When tempests roar—
But on the mighty Rock of Ages founded,
It stands for evermore—
Not only in a day of distant dawning,
When past are desert years,
But now, amidst the turmoil and the battle,
The mocking and the tears.
That Chamber still and stately waits us ever,
That sacred pure retreat—
That rest in Arms of tenderest enfoldings,
That welcome passing sweet.
O Home of God my Father’s joy and gladness,
O riven Veil whereby I enter in!
There can my soul forget the grave, the weeping,
The weariness and sin.
O Chamber, all thine agate windows opened
To face the radiant east—
O holy Temple, where the saints are singing,
Where Jesus is the Priest—
Illumined with the everlasting glory,
Still with the peace of God’s eternal Now,
Thou, God, my Rest, my Refuge, and my Tower—
My Home art Thou.
Hymns of Ter Steegen and Others (Second Series), 1899
Bevan, Emma Frances, née Shuttleworth, daughter of the Rev. Philip Nicholas Shuttleworth, Warden of New Coll., Oxford, afterwards Bishop of Chichester, was born at Oxford, Sept. 25, 1827, and was married to Mr. R. C. L. Bevan, of the Lombard Street banking firm, in 1856.

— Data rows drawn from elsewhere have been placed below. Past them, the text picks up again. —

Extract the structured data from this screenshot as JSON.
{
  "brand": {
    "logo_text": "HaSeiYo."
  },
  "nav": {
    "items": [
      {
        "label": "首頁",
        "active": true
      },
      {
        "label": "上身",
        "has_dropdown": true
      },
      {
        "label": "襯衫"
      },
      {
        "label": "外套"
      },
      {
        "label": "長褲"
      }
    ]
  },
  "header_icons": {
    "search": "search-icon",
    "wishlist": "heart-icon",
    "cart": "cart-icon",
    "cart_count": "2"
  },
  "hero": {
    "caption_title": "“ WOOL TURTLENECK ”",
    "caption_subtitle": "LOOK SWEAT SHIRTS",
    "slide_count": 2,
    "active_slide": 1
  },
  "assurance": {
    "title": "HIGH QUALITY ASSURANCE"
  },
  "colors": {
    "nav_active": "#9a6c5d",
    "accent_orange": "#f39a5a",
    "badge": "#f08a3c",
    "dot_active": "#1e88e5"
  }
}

Mrs. Bevan published in 1858 a series of translations from the German as Songs of Eternal Life (Lond., Hamilton, Adams, & Co.), in a volume which, from its unusual size and comparative costliness, has received less attention than it deserves, for the trs. are decidedly above the average in merit. A number have come into common use, but almost always without her name, the best known being those noted under “O Gott, O Geist, O Licht dea Lebens," and "Jedes Herz will etwas… Go to person page >